The door is open for Congress to repair the nation’s most transformative election law, which was neutered by the U.S. Supreme Court a year ago today. Chief Justice John Roberts, in his majority opinion for Shelby County, Alabama v. Holder, issued Congress a written invitation to renew the Voting Rights Act of 1965 after striking down Section 4 of the act and disabling the strongest safety check against racial discrimination in voting. The Senate Judiciary Committee hearing Wednesday on the Voting Rights Amendment Act shows that his invitation did not fall on deaf ears or timid hearts. Swift and dauntless action is needed in both houses of Congress, however, to ensure that voting remains an equal opportunity exercise for all Americans, and that Congress remains a relevant force in the defense of voting rights in places like Mississippi, Texas, Georgia and beyond. On Tuesday, conservative groups marshaled poll watchers for the senatorial primary run-off in Mississippi. Though a court blocked their presence inside polling places, their position just outside threatened to intimidate voters who had come to cast their ballots — echoing the power that poll watchers exercised throughout the Jim Crow South.
This is one example of potential voter suppression that minority voters have confronted in the year since the Shelby decision was handed down. The countdown to the next midterm and general elections has already begun and, since that ruling, states across the South and beyond have resurrected discriminatory voting restrictions — and invented new ones.

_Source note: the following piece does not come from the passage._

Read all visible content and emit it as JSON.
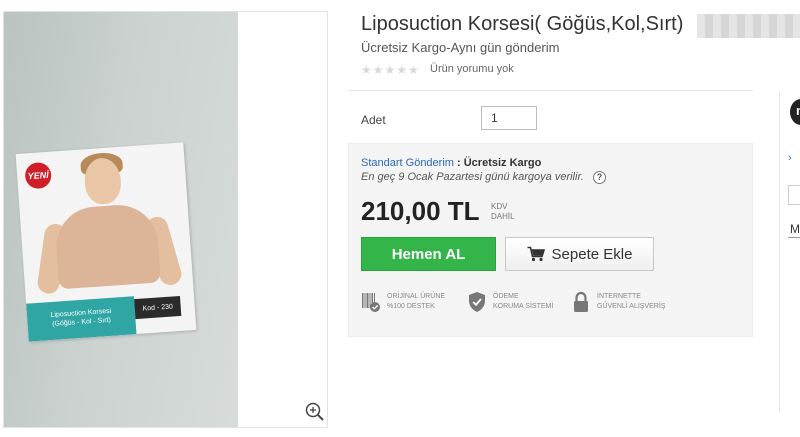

Wednesday’s Senate hearing will likely focus on the state of minority voting rights, which lack pre-clearance protection for the first time in almost 50 years. Whether you consider the voucher tests in Alabama that require voters be verified by two poll workers in order for them to vote without an ID; cuts to early voting in Florida that more than half of all black voters relied on, or stringent voter ID laws in Texas that a federal court previously ruled discriminated against minority voters, the familiar creep of voter suppression is undeniable.